"Why No One Cares About Rahm’s ‘Extremist Associations’"
Ali Abunimah is correct to say — in reference to the racist remarks by Benjamin Emanuel, Rahm’s father — that “sons are not responsible for the racism of their fathers.” But Abunimah is also correct to expect Emanuel to distance himself from those remarks, as he has been asked to do by the American-Arab Anti-Discrimination Committee.
As Abunimah notes, Benjamin Emanuel was a member of Irgun, “the pre-state Jewish militia that carried out terrorist attacks on Palestinians and the British in the 1940s.” You may have noticed that National Review and Commentary have not been digging into the extremist past of the Emanuel family the way that they obsessively scrutinized every bit of information about Barack Obama’s other “extremist associations.” This is because these conservative organs don’t really consider political violence on behalf of causes of which they approve to be terrorism.
I do not suggest that Rahm Emanuel deserves to be judged on anything other than his own words and accomplishments, but I don’t think many would disagree that, were he the son of a former Arab Palestinian extremist, rather than a former Jewish Israeli extremist, he simply wouldn’t have been considered for the position of White House chief of staff, or probably have been able to make much of a political career at all.
This is because of the double standard that applies to the discussion of the Israel-Palestine conflict in the U.S. Americans identify much more closely with Israel than they do with the Palestinians, and thus tend to treat negative information about the former as exceptional, and negative information about the latter as the rule.

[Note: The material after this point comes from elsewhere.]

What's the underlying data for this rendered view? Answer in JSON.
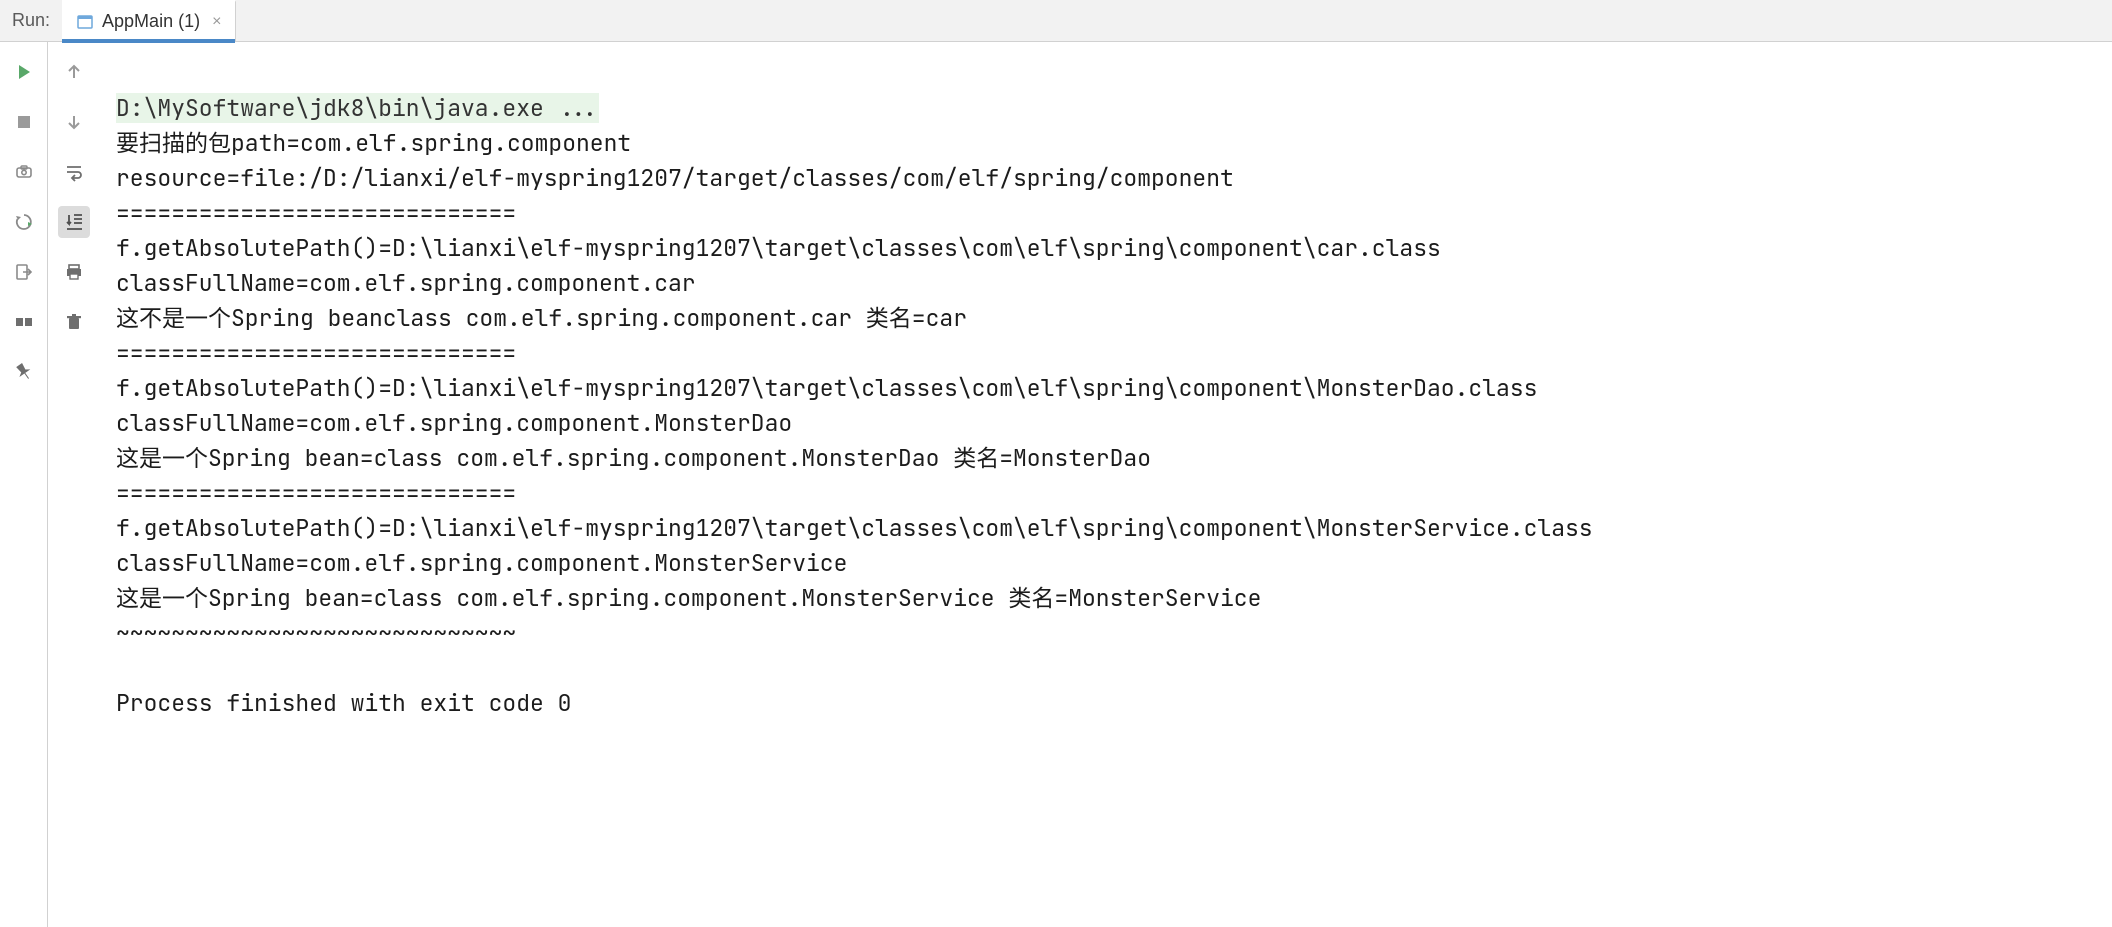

Leaving aside why this is the case, the fact is that it places certain strictures on U.S. policy options, and create serious consequences both for the U.S.’s reputation and for the situation on the ground for Palestinians.
For example, responding to reports of increasing Israeli settler violence and intimidation, a few weeks ago Steve Clemons asked why the U.S. and Israel “don’t work to classify factions of settler extremists — organizing to propogate violence — as terror organizations or terror-supporting individuals.”
Such classification of these groups and/or individuals would allow the freezing of their financial assets in the United States and would create penalties for those who aided and abetted in their violence. Some very wealthy Americans are financing some of the expansionist settler activity in occupied Palestinian territories — and creating penalties for this assistance could be one way of squelching the violent dimensions of settler activity.
Such classification of violent settler extremists in Israel as terrorists would give both the Israeli and U.S. governments tools that will help protect Israel’s political leadership from tactics of intimidation and violence and would help to generate a new equilibrium in the region that satisfies both Israel’s legitimate security needs and the imperative of a viable Palestinian state.
A year ago, I published a story on a New York fundraiser for the illegal Hebron settlement, where between 500 and 600 settlers live — guarded by 4,000 Israeli troops — among nearly 200,000 Palestinians. Adalah-NY reports that another fundraiser is taking place on November 17 at the Marriot Marquis in Manhattan.
Clemons’ proposal is a good and reasonable one. It’s disgraceful that organizations such as the Hebron Fund can openly raise funds to support violence without any fear of public censure, let alone prosecution. And make no mistake, these funds support violence, which in turn fuels Palestinian hatred and terrorism.
If we really wanted to help lessen violence in the West Bank, shutting off the flow of American money to settler groups is one way, and there’s no intellectually consistent argument against doing it. The real argument against doing it on the U.S. end is that it’s too politically costly. Most Americans simply aren’t used to recognizing Israeli extremist violence for what it is, or its consequences for what they are, and our leaders really have no incentive to help us do so. The few who try can always expect to be viciously attacked, their associations rigorously explored and their friends impugned on television by half-wits, and eventually face a surprisingly well-funded challenger on election day. There’s very little upside.